The Cassini spacecraft studies the dynamics of Saturn's blustery cloud bands as spring approaches in the northern hemisphere.
Janus casts its shadow onto Saturn at right, just above the curving shadow of the rings.
This view looks toward the unilluminated side of the rings from about 9 degrees above the ringplane. The image was taken with the Cassini spacecraft wide-angle camera on June 19, 2008 using a spectral filter sensitive to wavelengths of infrared light centered at 752 nanometers. The view was acquired at a distance of approximately 1.3 million kilometers (786,000 miles) from Saturn. Image scale is 72 kilometers (45 miles) per pixel.

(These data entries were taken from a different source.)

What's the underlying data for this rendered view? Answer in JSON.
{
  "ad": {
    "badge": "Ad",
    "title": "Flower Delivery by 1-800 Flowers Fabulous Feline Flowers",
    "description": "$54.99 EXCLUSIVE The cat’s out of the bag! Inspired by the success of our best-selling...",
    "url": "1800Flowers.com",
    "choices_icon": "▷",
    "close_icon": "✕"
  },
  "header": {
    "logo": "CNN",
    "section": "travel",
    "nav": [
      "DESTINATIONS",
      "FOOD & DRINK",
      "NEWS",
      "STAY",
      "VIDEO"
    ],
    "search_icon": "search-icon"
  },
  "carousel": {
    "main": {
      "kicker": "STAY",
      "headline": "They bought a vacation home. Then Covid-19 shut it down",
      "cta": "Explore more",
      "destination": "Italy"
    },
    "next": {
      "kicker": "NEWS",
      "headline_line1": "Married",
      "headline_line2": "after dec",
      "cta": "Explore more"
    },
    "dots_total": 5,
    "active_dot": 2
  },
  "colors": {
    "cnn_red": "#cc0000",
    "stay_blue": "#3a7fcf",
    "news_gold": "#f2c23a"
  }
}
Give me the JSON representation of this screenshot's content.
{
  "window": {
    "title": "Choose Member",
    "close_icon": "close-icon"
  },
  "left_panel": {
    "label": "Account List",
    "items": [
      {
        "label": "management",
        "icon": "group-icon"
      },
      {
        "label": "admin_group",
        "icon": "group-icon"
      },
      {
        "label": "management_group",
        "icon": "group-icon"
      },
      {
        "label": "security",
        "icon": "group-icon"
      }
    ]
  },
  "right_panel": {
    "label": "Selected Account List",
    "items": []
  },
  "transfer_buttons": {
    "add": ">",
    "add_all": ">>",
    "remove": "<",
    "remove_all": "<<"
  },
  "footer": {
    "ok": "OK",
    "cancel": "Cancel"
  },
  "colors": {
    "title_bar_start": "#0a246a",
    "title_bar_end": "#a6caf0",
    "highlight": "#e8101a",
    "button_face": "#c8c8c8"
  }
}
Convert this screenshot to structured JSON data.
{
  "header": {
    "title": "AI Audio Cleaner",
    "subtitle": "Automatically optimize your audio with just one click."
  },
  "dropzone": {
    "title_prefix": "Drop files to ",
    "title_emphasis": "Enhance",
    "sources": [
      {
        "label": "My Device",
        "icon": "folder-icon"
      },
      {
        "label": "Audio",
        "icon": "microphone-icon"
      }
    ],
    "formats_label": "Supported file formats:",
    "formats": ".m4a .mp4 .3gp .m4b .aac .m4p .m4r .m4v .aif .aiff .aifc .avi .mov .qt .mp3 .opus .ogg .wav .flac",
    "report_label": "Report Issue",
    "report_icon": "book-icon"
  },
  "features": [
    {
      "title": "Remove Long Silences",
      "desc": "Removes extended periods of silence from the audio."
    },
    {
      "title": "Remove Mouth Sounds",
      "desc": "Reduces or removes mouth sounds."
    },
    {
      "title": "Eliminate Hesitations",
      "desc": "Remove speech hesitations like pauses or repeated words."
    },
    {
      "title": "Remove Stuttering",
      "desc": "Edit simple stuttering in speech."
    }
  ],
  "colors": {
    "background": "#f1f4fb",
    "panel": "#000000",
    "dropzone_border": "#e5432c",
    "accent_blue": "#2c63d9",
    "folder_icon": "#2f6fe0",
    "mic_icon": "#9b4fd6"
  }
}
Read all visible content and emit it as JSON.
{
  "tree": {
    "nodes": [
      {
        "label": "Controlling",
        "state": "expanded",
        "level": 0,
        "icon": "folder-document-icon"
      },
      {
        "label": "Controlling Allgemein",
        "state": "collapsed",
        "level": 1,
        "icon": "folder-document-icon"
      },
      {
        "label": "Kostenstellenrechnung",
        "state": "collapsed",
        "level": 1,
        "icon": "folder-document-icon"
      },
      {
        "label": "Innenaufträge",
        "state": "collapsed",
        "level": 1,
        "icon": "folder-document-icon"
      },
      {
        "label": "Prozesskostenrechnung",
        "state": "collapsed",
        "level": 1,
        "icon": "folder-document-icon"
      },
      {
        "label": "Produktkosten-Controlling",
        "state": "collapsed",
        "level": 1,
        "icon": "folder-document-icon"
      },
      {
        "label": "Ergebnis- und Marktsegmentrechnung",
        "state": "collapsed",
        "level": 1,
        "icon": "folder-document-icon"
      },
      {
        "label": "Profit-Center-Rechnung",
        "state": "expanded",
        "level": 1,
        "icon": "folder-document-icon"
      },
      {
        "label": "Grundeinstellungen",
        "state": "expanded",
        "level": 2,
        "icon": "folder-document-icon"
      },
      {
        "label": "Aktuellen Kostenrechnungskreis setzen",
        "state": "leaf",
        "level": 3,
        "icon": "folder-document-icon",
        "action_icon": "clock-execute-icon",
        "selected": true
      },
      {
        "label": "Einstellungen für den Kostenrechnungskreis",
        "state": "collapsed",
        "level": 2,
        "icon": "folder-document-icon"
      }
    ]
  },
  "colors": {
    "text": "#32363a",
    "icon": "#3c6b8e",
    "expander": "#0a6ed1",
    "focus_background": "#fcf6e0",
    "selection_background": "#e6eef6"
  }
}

The Cassini-Huygens mission is a cooperative project of NASA, the European Space Agency and the Italian Space Agency. The Jet Propulsion Laboratory, a division of the California Institute of Technology in Pasadena, manages the mission for NASA's Science Mission Directorate, Washington, D.C. The Cassini orbiter and its two onboard cameras were designed, developed and assembled at JPL. The imaging operations center is based at the Space Science Institute in Boulder, Colo.
For more information about the Cassini-Huygens mission visit http://saturn.jpl.nasa.gov/. The Cassini imaging team homepage is at http://ciclops.org.